A nice way around the mess is to use something else that Lorikeets love, nectar. You can buy a powder nectar mix and add water to it. There are also some recipes to make your own version of Lorikeet nectar. You can buy it here.
Check with your veterinarian, breeder or zoo professional who knows about Lorikeet diets to make sure your recipe is healthy. If nectar is not an option, you can also try a small amount of fruit juice. Try to look for pure organic fruit juice. Apple is often a favourite.
When you are ready to train, use a small syringe to suck up a bit of nectar. You don’t really need to press on the plunger, when you want to offer your Lorikeet a taste. You can have a small drop hanging off the tip, or simply let your Lorikeet stick his tongue into the syringe. It’s important not to press hard on the plunger when you’re ready to give your Lorikeet another taste. You don’t want to accidentally shoot fluid into your bird’s mouth. When this happens sometimes liquid can get into the lungs, which is not healthy for your bird.
Let your Lorikeet have just a few licks every time you want to give him a treat for good behaviour. This is the same idea as offering small bits of fruit. You don’t need to give big giant treats every time your Parrot does something that you like. Just a little taste is sufficient. Buy syringes here.
Many Lorikeets are quite curious and will often investigate a syringe right away.

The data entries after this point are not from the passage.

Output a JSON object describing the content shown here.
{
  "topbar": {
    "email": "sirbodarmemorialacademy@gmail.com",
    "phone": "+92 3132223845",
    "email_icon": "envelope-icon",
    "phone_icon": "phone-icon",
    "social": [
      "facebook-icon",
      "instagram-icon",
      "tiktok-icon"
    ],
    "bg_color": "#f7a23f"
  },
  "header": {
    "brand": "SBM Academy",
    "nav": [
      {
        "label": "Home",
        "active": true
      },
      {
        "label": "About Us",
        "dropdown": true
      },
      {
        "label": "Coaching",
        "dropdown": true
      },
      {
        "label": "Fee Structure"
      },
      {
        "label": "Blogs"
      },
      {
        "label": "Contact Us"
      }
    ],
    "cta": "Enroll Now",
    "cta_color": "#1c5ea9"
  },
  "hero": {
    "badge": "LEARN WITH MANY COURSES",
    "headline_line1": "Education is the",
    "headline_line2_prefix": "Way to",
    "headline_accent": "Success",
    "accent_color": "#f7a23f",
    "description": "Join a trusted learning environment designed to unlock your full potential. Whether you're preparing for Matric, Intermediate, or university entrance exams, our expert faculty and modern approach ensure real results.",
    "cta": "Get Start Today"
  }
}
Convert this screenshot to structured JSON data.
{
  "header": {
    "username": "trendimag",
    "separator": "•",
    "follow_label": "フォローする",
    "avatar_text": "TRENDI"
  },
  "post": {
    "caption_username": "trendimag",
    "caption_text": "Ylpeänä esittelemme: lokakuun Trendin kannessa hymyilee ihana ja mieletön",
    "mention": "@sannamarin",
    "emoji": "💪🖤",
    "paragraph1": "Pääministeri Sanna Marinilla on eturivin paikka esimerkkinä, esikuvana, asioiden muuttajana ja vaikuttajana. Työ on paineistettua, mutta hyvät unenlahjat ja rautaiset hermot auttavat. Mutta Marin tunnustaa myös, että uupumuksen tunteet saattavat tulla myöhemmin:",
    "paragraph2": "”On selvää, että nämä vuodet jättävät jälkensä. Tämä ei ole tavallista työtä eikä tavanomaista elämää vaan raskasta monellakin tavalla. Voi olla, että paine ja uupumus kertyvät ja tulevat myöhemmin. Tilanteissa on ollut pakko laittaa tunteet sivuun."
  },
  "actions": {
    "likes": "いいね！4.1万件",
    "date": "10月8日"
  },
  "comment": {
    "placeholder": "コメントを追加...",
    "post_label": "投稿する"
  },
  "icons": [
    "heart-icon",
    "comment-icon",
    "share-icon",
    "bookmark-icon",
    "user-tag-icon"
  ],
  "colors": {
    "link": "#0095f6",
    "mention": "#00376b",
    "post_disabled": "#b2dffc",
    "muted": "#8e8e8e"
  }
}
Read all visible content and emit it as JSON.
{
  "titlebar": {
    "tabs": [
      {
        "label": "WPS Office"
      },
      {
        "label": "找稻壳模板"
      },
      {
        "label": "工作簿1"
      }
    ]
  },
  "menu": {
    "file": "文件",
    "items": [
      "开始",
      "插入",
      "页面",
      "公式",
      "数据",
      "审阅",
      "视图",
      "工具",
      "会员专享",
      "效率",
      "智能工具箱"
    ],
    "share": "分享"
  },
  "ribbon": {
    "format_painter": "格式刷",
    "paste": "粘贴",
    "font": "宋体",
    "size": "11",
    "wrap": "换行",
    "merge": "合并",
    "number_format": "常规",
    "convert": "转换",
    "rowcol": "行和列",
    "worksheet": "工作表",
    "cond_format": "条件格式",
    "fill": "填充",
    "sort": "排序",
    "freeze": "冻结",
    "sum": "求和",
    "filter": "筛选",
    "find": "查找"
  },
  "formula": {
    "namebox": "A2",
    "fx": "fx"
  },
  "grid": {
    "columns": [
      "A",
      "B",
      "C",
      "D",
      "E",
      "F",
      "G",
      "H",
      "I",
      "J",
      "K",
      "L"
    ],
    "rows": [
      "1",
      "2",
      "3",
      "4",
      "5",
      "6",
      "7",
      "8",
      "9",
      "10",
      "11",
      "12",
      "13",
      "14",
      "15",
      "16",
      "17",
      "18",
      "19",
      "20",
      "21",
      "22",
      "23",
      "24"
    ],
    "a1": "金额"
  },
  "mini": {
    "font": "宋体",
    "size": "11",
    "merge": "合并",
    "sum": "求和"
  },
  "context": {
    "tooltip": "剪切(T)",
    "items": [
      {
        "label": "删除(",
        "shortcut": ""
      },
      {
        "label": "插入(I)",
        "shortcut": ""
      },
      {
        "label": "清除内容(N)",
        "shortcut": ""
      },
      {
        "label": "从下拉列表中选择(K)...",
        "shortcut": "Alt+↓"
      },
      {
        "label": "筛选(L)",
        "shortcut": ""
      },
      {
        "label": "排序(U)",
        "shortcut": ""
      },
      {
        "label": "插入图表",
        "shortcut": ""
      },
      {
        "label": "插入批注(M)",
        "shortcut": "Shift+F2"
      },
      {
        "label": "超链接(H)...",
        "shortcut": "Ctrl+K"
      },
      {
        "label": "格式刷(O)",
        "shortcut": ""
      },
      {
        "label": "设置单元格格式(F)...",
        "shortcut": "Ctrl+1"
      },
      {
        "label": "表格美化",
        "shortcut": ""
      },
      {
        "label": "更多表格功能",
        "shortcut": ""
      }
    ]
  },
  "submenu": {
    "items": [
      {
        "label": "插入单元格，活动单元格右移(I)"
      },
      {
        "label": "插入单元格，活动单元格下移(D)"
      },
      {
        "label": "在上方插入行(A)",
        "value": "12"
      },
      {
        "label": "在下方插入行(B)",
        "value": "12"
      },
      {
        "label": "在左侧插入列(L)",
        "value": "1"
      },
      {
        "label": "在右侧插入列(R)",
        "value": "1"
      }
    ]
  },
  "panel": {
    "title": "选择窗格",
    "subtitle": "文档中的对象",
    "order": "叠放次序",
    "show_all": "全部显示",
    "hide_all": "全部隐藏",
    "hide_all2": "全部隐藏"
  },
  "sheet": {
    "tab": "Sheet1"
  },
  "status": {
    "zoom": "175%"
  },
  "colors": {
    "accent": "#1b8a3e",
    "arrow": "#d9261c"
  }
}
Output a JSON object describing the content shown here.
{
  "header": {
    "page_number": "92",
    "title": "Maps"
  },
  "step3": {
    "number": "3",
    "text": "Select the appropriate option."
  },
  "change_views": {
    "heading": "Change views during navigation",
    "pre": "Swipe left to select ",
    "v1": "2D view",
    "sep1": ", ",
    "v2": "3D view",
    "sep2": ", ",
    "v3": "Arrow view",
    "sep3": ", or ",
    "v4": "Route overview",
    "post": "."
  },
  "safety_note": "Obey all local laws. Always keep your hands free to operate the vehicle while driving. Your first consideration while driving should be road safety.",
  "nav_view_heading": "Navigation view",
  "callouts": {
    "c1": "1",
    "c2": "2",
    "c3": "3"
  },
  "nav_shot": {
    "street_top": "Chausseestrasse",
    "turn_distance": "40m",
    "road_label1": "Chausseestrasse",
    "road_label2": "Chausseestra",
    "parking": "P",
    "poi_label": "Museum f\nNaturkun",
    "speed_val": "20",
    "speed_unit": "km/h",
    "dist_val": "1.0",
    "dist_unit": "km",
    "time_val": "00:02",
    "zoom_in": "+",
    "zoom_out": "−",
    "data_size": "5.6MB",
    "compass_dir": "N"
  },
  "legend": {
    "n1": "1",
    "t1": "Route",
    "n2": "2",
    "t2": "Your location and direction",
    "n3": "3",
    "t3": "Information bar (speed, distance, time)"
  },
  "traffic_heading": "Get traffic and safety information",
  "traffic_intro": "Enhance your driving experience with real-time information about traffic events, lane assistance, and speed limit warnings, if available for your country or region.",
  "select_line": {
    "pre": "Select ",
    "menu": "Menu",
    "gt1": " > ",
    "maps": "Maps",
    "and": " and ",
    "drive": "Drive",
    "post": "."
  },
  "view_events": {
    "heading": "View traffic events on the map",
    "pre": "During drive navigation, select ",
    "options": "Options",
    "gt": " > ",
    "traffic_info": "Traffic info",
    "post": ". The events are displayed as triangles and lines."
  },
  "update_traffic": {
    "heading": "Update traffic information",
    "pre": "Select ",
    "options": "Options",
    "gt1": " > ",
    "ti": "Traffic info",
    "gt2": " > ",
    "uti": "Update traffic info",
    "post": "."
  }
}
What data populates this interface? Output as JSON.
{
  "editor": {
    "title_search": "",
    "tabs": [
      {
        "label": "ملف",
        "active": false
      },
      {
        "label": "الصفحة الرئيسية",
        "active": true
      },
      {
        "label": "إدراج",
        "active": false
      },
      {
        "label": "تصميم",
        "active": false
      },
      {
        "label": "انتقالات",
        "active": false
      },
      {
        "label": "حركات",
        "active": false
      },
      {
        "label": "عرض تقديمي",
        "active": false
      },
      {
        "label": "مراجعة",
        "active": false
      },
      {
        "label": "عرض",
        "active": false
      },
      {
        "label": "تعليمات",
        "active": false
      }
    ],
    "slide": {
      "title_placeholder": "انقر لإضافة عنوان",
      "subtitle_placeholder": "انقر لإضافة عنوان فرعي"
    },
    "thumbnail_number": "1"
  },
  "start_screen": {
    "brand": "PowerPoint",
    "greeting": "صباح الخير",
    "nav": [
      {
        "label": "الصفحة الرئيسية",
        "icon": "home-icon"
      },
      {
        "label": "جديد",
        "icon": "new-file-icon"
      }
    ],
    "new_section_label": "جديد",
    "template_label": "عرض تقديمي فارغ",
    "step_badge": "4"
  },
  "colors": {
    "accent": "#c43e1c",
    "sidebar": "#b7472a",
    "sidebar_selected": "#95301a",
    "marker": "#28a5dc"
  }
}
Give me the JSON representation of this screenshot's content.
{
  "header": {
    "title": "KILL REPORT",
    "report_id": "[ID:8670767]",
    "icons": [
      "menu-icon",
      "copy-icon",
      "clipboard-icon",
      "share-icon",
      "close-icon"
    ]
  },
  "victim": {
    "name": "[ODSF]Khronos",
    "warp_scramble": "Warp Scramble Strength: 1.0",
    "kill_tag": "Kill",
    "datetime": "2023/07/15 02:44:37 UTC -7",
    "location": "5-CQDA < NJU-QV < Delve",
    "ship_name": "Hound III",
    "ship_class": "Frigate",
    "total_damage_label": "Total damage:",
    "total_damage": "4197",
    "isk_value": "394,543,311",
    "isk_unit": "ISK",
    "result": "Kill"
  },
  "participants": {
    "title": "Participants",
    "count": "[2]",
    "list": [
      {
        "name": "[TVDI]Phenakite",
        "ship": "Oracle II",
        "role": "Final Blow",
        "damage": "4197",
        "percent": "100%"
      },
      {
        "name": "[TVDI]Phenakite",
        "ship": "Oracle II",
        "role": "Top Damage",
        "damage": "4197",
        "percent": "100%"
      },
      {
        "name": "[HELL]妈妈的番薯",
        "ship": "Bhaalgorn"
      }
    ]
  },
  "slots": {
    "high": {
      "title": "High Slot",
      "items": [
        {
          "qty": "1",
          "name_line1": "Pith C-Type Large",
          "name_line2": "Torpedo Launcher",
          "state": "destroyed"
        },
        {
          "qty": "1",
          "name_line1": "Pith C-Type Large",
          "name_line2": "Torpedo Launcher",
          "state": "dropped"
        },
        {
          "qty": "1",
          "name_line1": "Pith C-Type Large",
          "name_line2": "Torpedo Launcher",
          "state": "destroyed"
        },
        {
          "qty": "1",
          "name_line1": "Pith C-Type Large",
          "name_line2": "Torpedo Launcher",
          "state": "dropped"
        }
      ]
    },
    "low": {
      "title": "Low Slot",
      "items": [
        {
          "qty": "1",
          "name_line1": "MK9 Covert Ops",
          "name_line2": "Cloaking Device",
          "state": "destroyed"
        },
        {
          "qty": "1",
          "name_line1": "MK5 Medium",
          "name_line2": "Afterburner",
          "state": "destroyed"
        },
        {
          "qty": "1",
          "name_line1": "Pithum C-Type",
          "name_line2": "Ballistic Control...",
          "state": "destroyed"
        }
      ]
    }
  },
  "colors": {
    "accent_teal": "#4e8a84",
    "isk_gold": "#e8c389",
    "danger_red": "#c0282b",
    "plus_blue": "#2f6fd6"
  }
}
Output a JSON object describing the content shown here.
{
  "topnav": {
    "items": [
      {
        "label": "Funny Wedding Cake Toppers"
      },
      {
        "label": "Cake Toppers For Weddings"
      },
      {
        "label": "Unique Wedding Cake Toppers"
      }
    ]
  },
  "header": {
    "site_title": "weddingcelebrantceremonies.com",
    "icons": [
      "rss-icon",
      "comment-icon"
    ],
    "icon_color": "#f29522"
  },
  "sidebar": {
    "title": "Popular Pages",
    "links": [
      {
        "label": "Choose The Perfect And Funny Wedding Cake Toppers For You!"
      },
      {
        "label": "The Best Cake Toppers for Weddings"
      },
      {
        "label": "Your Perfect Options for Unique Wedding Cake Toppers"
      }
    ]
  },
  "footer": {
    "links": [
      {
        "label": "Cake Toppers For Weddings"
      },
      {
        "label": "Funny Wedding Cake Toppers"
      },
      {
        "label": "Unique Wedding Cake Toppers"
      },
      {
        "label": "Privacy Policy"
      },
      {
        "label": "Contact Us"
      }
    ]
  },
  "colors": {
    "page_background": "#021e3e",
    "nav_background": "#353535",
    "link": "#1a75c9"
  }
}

It is usually easy to get your Lorikeet to drink nectar from the syringe. Once your bird is doing that, you are ready to train some behaviours.
Lorikeets are fast-moving birds. This means you will need to be on your toes and paying attention. During a training session your bird may be ready for the next step before you are. This means it’s a good idea to have each step of your training session planned before you bring your bird out for training. This way you’ll know exactly what to do next once your bird has mastered a step in your training plan.
Even though Lorikeets are small, they can learn all the same behaviours that other Parrots are trained to present. This can include targeting, flying to your hand, turning around in a circle on cue, and retrieving an item.
Because Lorikeets often hop, I think hopping on cue is a fun behaviour to train them to do. If you are using a syringe to deliver nectar during training, you will find your Lorikeet will learn to orient towards it just like the target stick. You can use this to help train behaviours like turning around in a circle or hopping onto a scale.
Lorikeets are often considered to be the clowns of the avian world because they are so playful. These are birds that are always on the go and eager to explore and investigate. These qualities also make them great candidates for training. I hope you get the chance to train a Lorikeet. It is guaranteed to be fun!
For more on training and behaviour please click here.
Barbara Heidenreich has been a professional animal trainer since 1990. Her company Good Bird Inc (www.GoodBirdInc.com) provides Parrot training DVDs, books and workshops. She has been a featured speaker in twenty countries and has been published in nine languages. Barbara also consults on animal training in zoos.
For more information on how to train your Parrot visit Good Bird Inc
Copyright 2014 First appears in Fledglings Magazine by The Parrot Society of Australia